I'll be back with something exciting and inciteful tomorrow. Hopefully.

Friday, May 26, 2006

Top 5 Influential Cards from EOTS: #2

On to card number 2, and Rod gets a point here. Actually, he gets two points, because I've cheated a bit. Y'see, I had two potential cards to go in this slot, and I couldn't decide which one better defined what I was looking for. And then I decided to stop worrying about it and choose them both, because this is my blog and I can do what I want. So, with that petulance out of the way, my number two cards are:

Volda's Mantle and Cast Asunder

So, what's so special about these two cards? One word defines them both, and that's Control. Now, many card games have an arechetype called Control. It generally means nullifying or cancelling all your opponents threats and laying down a small amount of offence yourself to gradually win. Warlord didn't really have any decktypes that fit this mold. The closest style was probably either Dwarf healing, or Raziel, whose tactical discarding and blanking do give you an element of control.

But worry not! The two cards above are enough by themselves to set up a whole new archetype. Attatch Cast Asunder to Antaelus and away you go! If you use this card sensibly it's quite easy to spend an enitre army. (It's even better if you manage to freeze a level 4 character in place with only the Warlord in rank 3, which can quite often lead to level 4 characters in hand that can't be played.) Add Shadow and Volda's Mantle in to the equation and you can stun any character on the table. If you're really cruel, you can add Withering Gaze in to the mix for an either better lockdown. To finish off, all you need is characters that can generate strkes while spent, like Kabyrr the Insane, and a few order spells, like Fiery Bolts. What you're left with should be a very potent deck, able to spend or stun any possible threat to you before gradually wearing them down. Best of all, every card I've mentioned above, bar Kabyrr the Insane, is Epic bugged, meaning this deck will continue to exist through the next arc.

Next time I'll give you my number 1 influential card from the set. I don't know when that will be: possibly Tuesday, but if my avid reader is good I may find time at the weekend.

Until then, good gaming!

Thursday, May 25, 2006

Top 5 Influential Cards from EOTS: #3

Card number 3 is one of those player designed ones. I really hope you like the art on this card, because it's going to be all over the place. I mean literally everywhere. This card is so amazingly useful in so many decks that you'll be sick of the sight of it. That's why I've chsen it as influential - it's sheer versatility is enough to have a considerable impact on the game.

I'm talking, of course, about Prolong the Fight.

This is easily one of the most powerful cards in the set. Now, I could wax lyrical about why I think this card is so great, and believe me, that would take a very long time, but I'm sure you can figure that out for yourselves. (Actually, if anyone is in any doubt why, ask and I'll explain.) Instead, I'll spare you that and explain just how many decks I see this popping up in.

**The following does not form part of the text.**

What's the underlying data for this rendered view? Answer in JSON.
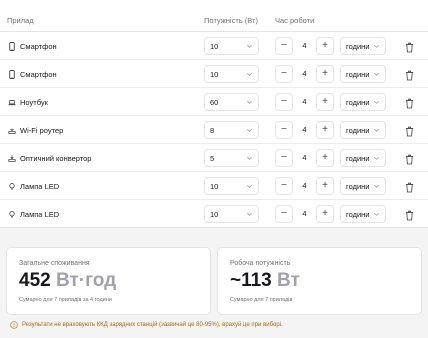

First of all, virtually every Dwarf deck in the game will play this card. It's an automatic include for any Cleric Warlord in the stunty faction, and will provide a considerable boost for multiclass Cleric/Fighter's like Valhala Abyssbane and The Broken Earth (who, by the way, is getting a considerable number of tricks from this set, possibly enough to elevate him to the status of a half decent Warlord.) It's also going to appear in a lot of non-cleric Dwarf decks like Duty and Nitesh Imaran, both of whom would really appreciate being readied but have lower level characters out in case they haven't got a level 4 Cleric hanging around.

However, the reason that I like this card so much is that it fits in a whole bunch of other factions. Last Friday I got to face what feels like the millionth incarnation of Laurence's Ichaerus deck, which is starting a Yanthorine to cast Prolong the Fight to ready Papa Netheryn. It's also going to fit really nicely in a lot of Albrecht decks, many of which run backup level clerics to ready everyone's favourite angel. Basically, any deck that plays level 3 or 4 heavy hitters and has access to, or starts Clerics should take a long hard look at this card.

And everybody else, prepare to take an awful lot of looks at this card. It's going to be around for ages.